However, the Government reserved its right to reinstitute the prosecution.
Recognizing an individual's interest in a "clean" record, state courts also have ordered expunction of criminal arrest records in cases similar to this, where the three circumstances described in Linn were absent. E. g., Davidson v. Dill, 180 Colo. 123, 503 P.2d 157 (1972) (defendant acquitted); Eddy v. Moore, 5 Wn. App. 334, 487 P.2d 211 (1971) (charges dismissed).
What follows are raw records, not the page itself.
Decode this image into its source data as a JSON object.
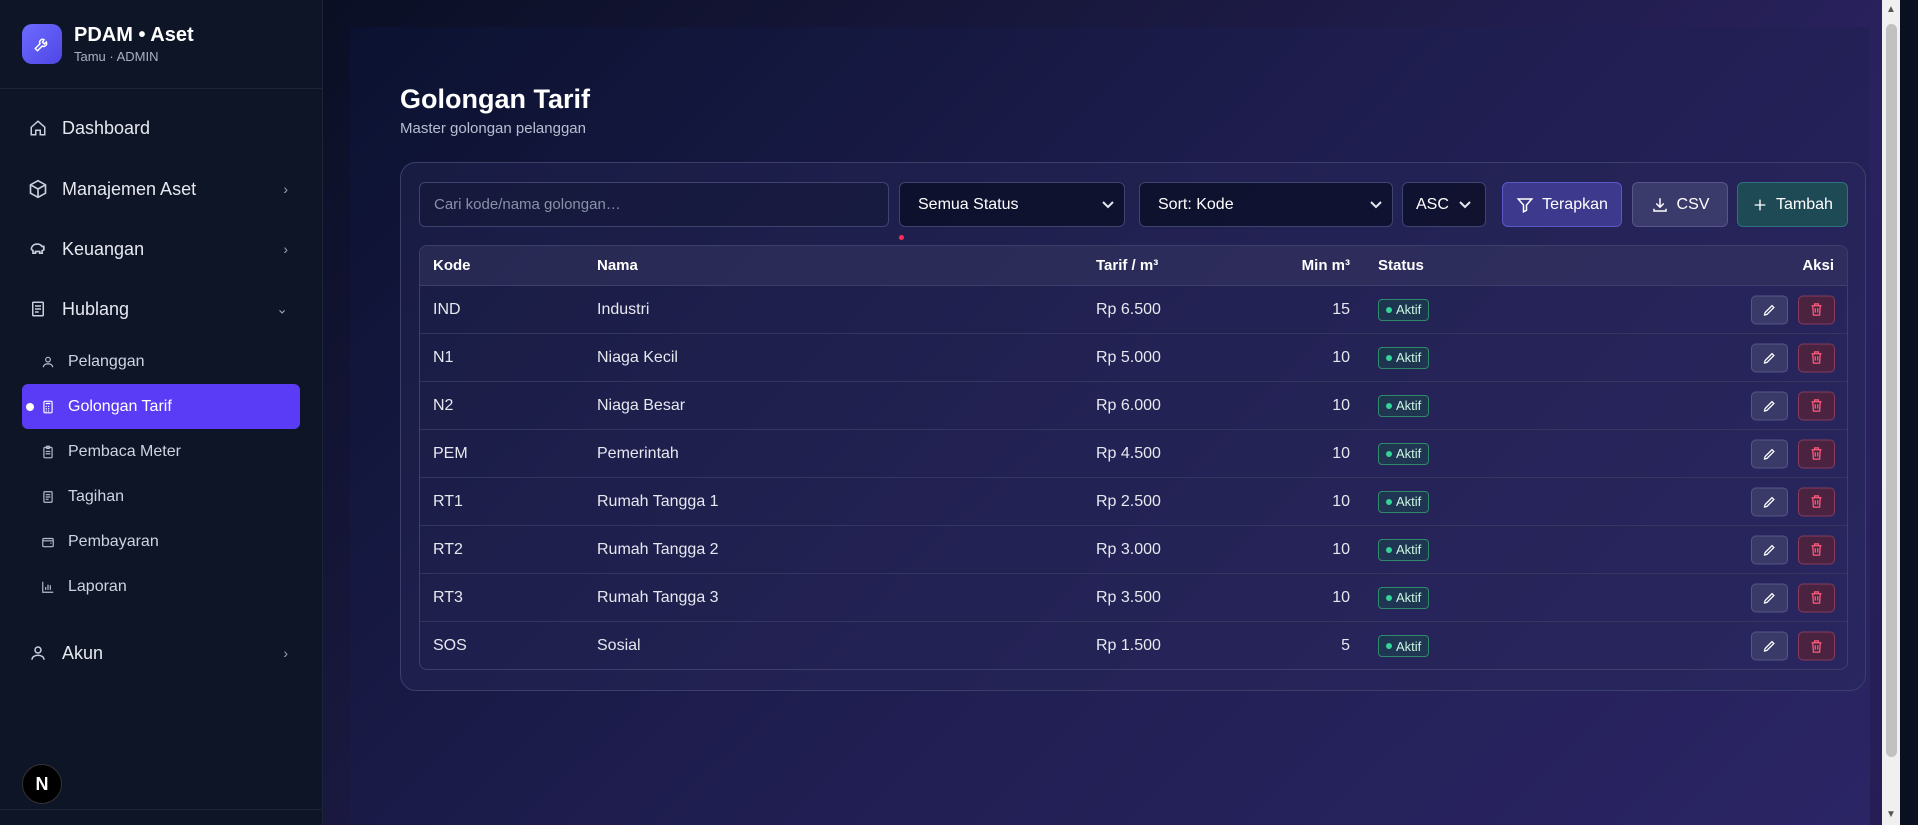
{
  "brand": {
    "title": "PDAM • Aset",
    "subtitle": "Tamu · ADMIN",
    "logo_icon": "wrench-icon"
  },
  "nav": {
    "dashboard": "Dashboard",
    "manajemen_aset": "Manajemen Aset",
    "keuangan": "Keuangan",
    "hublang": "Hublang",
    "sub_items": [
      "Pelanggan",
      "Golongan Tarif",
      "Pembaca Meter",
      "Tagihan",
      "Pembayaran",
      "Laporan"
    ],
    "akun": "Akun",
    "active": "Golongan Tarif"
  },
  "page": {
    "title": "Golongan Tarif",
    "subtitle": "Master golongan pelanggan"
  },
  "toolbar": {
    "search_placeholder": "Cari kode/nama golongan…",
    "status_select": "Semua Status",
    "sort_select": "Sort: Kode",
    "order_select": "ASC",
    "apply_label": "Terapkan",
    "csv_label": "CSV",
    "add_label": "Tambah"
  },
  "table": {
    "headers": {
      "kode": "Kode",
      "nama": "Nama",
      "tarif": "Tarif / m³",
      "min": "Min m³",
      "status": "Status",
      "aksi": "Aksi"
    },
    "rows": [
      {
        "kode": "IND",
        "nama": "Industri",
        "tarif": "Rp 6.500",
        "min": "15",
        "status": "Aktif"
      },
      {
        "kode": "N1",
        "nama": "Niaga Kecil",
        "tarif": "Rp 5.000",
        "min": "10",
        "status": "Aktif"
      },
      {
        "kode": "N2",
        "nama": "Niaga Besar",
        "tarif": "Rp 6.000",
        "min": "10",
        "status": "Aktif"
      },
      {
        "kode": "PEM",
        "nama": "Pemerintah",
        "tarif": "Rp 4.500",
        "min": "10",
        "status": "Aktif"
      },
      {
        "kode": "RT1",
        "nama": "Rumah Tangga 1",
        "tarif": "Rp 2.500",
        "min": "10",
        "status": "Aktif"
      },
      {
        "kode": "RT2",
        "nama": "Rumah Tangga 2",
        "tarif": "Rp 3.000",
        "min": "10",
        "status": "Aktif"
      },
      {
        "kode": "RT3",
        "nama": "Rumah Tangga 3",
        "tarif": "Rp 3.500",
        "min": "10",
        "status": "Aktif"
      },
      {
        "kode": "SOS",
        "nama": "Sosial",
        "tarif": "Rp 1.500",
        "min": "5",
        "status": "Aktif"
      }
    ]
  },
  "footer": {
    "next_badge": "N"
  },
  "colors": {
    "accent": "#5b3cf6",
    "status_active": "#34d399",
    "delete": "#ff5c7c"
  }
}
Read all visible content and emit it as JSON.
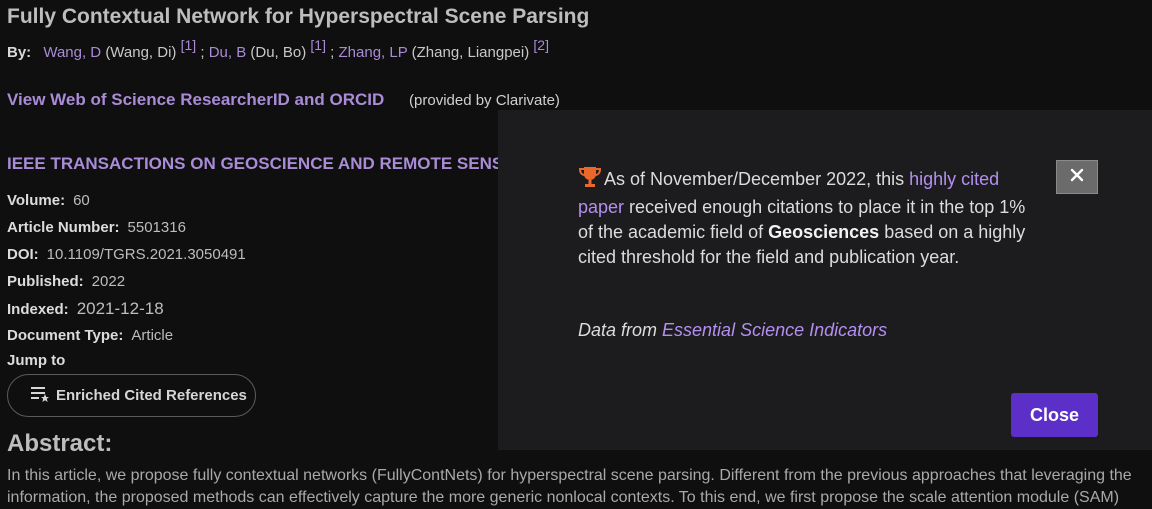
{
  "record": {
    "title": "Fully Contextual Network for Hyperspectral Scene Parsing",
    "by_label": "By:",
    "authors": [
      {
        "short": "Wang, D",
        "full": "(Wang, Di)",
        "ref": "[1]",
        "sep": ";"
      },
      {
        "short": "Du, B",
        "full": "(Du, Bo)",
        "ref": "[1]",
        "sep": ";"
      },
      {
        "short": "Zhang, LP",
        "full": "(Zhang, Liangpei)",
        "ref": "[2]",
        "sep": ""
      }
    ],
    "researcher_link": "View Web of Science ResearcherID and ORCID",
    "provided_by": "(provided by Clarivate)",
    "journal": "IEEE TRANSACTIONS ON GEOSCIENCE AND REMOTE SENSI",
    "fields": [
      {
        "label": "Volume:",
        "value": "60"
      },
      {
        "label": "Article Number:",
        "value": "5501316"
      },
      {
        "label": "DOI:",
        "value": "10.1109/TGRS.2021.3050491"
      },
      {
        "label": "Published:",
        "value": "2022"
      },
      {
        "label": "Indexed:",
        "value": "2021-12-18"
      },
      {
        "label": "Document Type:",
        "value": "Article"
      }
    ],
    "jump_to": "Jump to",
    "enriched_refs_button": "Enriched Cited References",
    "abstract_heading": "Abstract:",
    "abstract_line1": "In this article, we propose fully contextual networks (FullyContNets) for hyperspectral scene parsing. Different from the previous approaches that leveraging the",
    "abstract_line2": "information, the proposed methods can effectively capture the more generic nonlocal contexts. To this end, we first propose the scale attention module (SAM)"
  },
  "modal": {
    "text_1": "As of November/December 2022, this ",
    "link_1": "highly cited paper",
    "text_2": " received enough citations to place it in the top 1% of the academic field of ",
    "field": "Geosciences",
    "text_3": " based on a highly cited threshold for the field and publication year.",
    "source_prefix": "Data from ",
    "source_link": "Essential Science Indicators",
    "close_label": "Close",
    "icons": {
      "trophy": "trophy-icon",
      "close": "close-icon"
    },
    "accent": "#5b2fc8",
    "link_color": "#b48ff0"
  }
}
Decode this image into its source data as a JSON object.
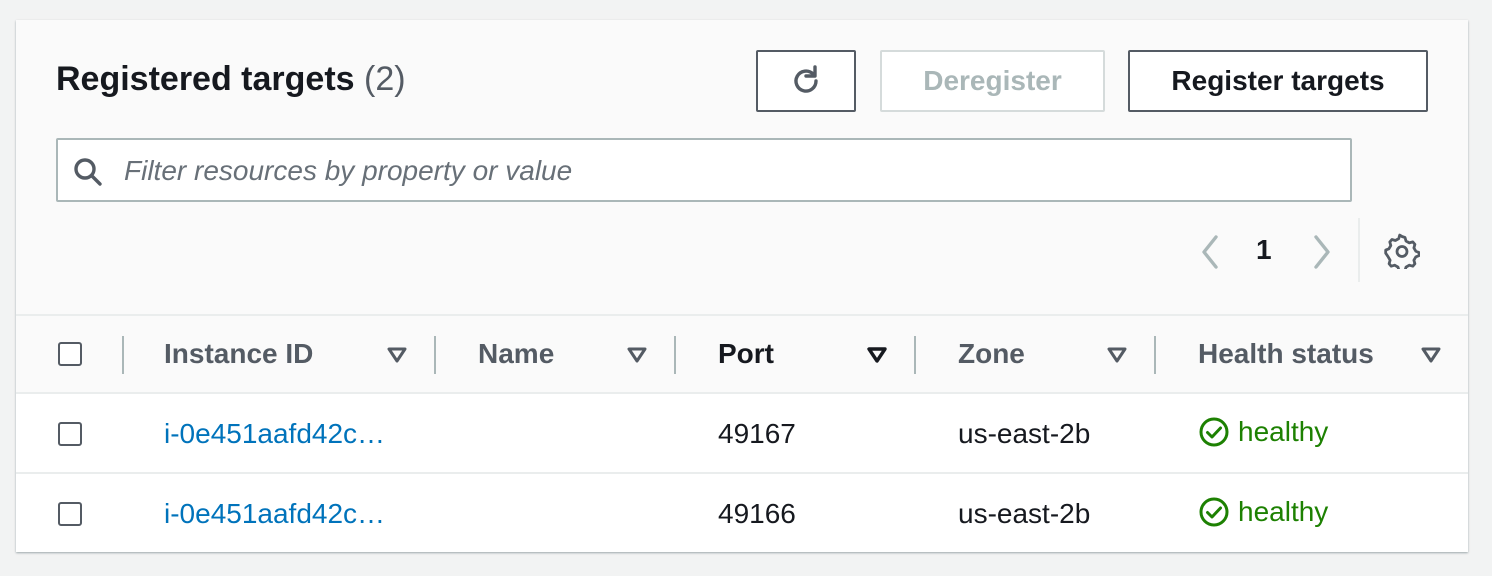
{
  "panel": {
    "title": "Registered targets",
    "count": "(2)",
    "deregister_label": "Deregister",
    "register_label": "Register targets"
  },
  "search": {
    "placeholder": "Filter resources by property or value",
    "value": ""
  },
  "pagination": {
    "current_page": "1"
  },
  "columns": [
    {
      "label": "Instance ID"
    },
    {
      "label": "Name"
    },
    {
      "label": "Port"
    },
    {
      "label": "Zone"
    },
    {
      "label": "Health status"
    }
  ],
  "rows": [
    {
      "instance_id": "i-0e451aafd42c…",
      "name": "",
      "port": "49167",
      "zone": "us-east-2b",
      "health": "healthy"
    },
    {
      "instance_id": "i-0e451aafd42c…",
      "name": "",
      "port": "49166",
      "zone": "us-east-2b",
      "health": "healthy"
    }
  ],
  "icons": {
    "refresh": "refresh-icon",
    "search": "search-icon",
    "prev": "chevron-left-icon",
    "next": "chevron-right-icon",
    "settings": "gear-icon",
    "sort": "caret-down-icon",
    "healthy": "check-circle-icon"
  },
  "colors": {
    "link": "#0073bb",
    "healthy": "#1d8102",
    "disabled": "#aab7b8"
  }
}
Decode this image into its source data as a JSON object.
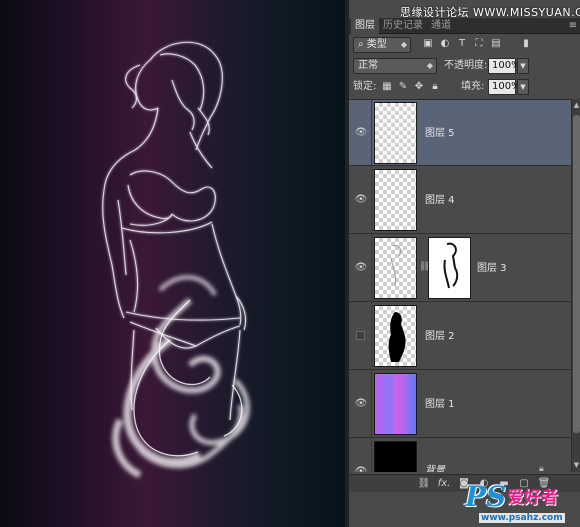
{
  "watermark_top": "思缘设计论坛 WWW.MISSYUAN.COM",
  "tabs": [
    {
      "label": "图层",
      "active": true
    },
    {
      "label": "历史记录",
      "active": false
    },
    {
      "label": "通道",
      "active": false
    }
  ],
  "panel_menu_icon": "≡",
  "filter": {
    "kind_label": "类型",
    "icons": [
      "image-filter-icon",
      "adjustment-filter-icon",
      "type-filter-icon",
      "shape-filter-icon",
      "smart-object-filter-icon",
      "toggle-filter-icon"
    ]
  },
  "blend": {
    "mode": "正常",
    "opacity_label": "不透明度:",
    "opacity_value": "100%"
  },
  "lock": {
    "label": "锁定:",
    "fill_label": "填充:",
    "fill_value": "100%"
  },
  "layers": [
    {
      "name": "图层 5",
      "visible": true,
      "selected": true
    },
    {
      "name": "图层 4",
      "visible": true,
      "selected": false
    },
    {
      "name": "图层 3",
      "visible": true,
      "selected": false,
      "has_mask": true
    },
    {
      "name": "图层 2",
      "visible": false,
      "selected": false
    },
    {
      "name": "图层 1",
      "visible": true,
      "selected": false
    },
    {
      "name": "背景",
      "visible": true,
      "selected": false,
      "locked": true
    }
  ],
  "bottom_icons": [
    "link-layers-icon",
    "fx-icon",
    "add-mask-icon",
    "adjustment-layer-icon",
    "group-folder-icon",
    "new-layer-icon",
    "trash-icon"
  ],
  "fx_label": "fx.",
  "watermark_bottom": {
    "ps": "PS",
    "cn": "爱好者",
    "url": "www.psahz.com"
  },
  "colors": {
    "selected_row": "#596476",
    "panel_bg": "#4a4a4a",
    "wm_blue": "#1f8fd6",
    "wm_pink": "#e0218a"
  }
}
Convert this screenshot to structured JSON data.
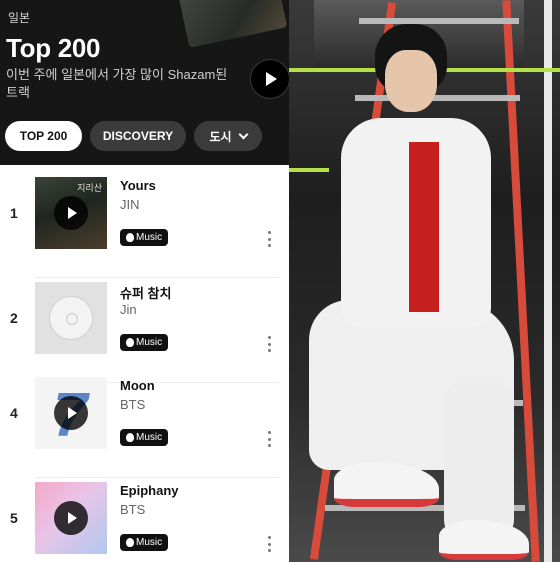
{
  "header": {
    "country": "일본",
    "title": "Top 200",
    "subtitle": "이번 주에 일본에서 가장 많이 Shazam된 트랙"
  },
  "filters": [
    {
      "label": "TOP 200",
      "selected": true
    },
    {
      "label": "DISCOVERY",
      "selected": false
    },
    {
      "label": "도시",
      "selected": false
    }
  ],
  "tracks": [
    {
      "rank": "1",
      "title": "Yours",
      "artist": "JIN",
      "service": "Music",
      "art_text": "지리산"
    },
    {
      "rank": "2",
      "title": "슈퍼 참치",
      "artist": "Jin",
      "service": "Music"
    },
    {
      "rank": "4",
      "title": "Moon",
      "artist": "BTS",
      "service": "Music"
    },
    {
      "rank": "5",
      "title": "Epiphany",
      "artist": "BTS",
      "service": "Music"
    }
  ],
  "colors": {
    "header_bg": "#161616",
    "chip_selected_bg": "#ffffff",
    "chip_bg": "#3b3b3b",
    "badge_bg": "#111111",
    "rail_red": "#d84a3a",
    "accent_green": "#b5e04a"
  },
  "icons": [
    "play-icon",
    "chevron-down-icon",
    "apple-logo-icon",
    "more-vertical-icon"
  ]
}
In conclusion, we approve the case-by-case approach recommended in Linn, the cases cited therein, and the other cases discussed above. "In each case, the court must weigh the reasons advanced for and against expunging arrest records." Kowall v. United States, 53 F.R.D. 211, 214 (W.D. Mich. 1971). If the dangers of unwarranted adverse consequences to the individual outweigh the public interest in maintenance of the records, then expunction is appropriate.
See Tarlton v. Saxbe, 507 F.2d 1116, 1121 n. 7 (D.C. Cir. 1974), on remand, 407 F. Supp. 1083 (D.D.C. 1976); Menard, 430 F.2d at 490-92; United States v. Benlizar, 459 F. Supp. 614, 619-622 (D.D.C. 1978).
Such an approach behooves the district court to develop a complete factual record. Menard v. Mitchell, 430 F.2d 486, 494 (D.C. Cir. 1970), on remand, 328 F. Supp. 718 (D.D.C. 1971), remanded, 498 F.2d 1017 (D.C. Cir. 1974). In this case, such a record is lacking. At this point, we cannot say that Diamond can prove no set of facts which would entitle him to relief. Conley v. Gibson, 355 U.S. 41, 78 S.Ct. 99, 2 L.Ed.2d 80 (1957). The Government has presented no reasons for maintaining a record of Diamond's arrest. On the other hand, Diamond has alleged facts indicating that his encounter with the criminal justice system was an aberration. In these days of employer awareness of high recidivism, this truly may present an "unusual" or "extreme" case in which the extraordinary relief Diamond requests is appropriate so that his employment will not be unfairly refused.
The Government should be required to state why the indictment against Diamond was dismissed on its motion and why it is necessary to maintain this 17-year-old rap sheet. If he is to be denied this relief, the district court judge must give his reasons therefor. Absent valid reasons Diamond should be permitted to prevail.
If the dismissal was caused by a discovery that Diamond was not guilty, the case for expunction would be strong. Of course, another infirmity may have existed in the 1962 proceedings that would warrant expunction.
On remand the district court should also consider whether relief short of expunction might be satisfactory. See note 3 supra.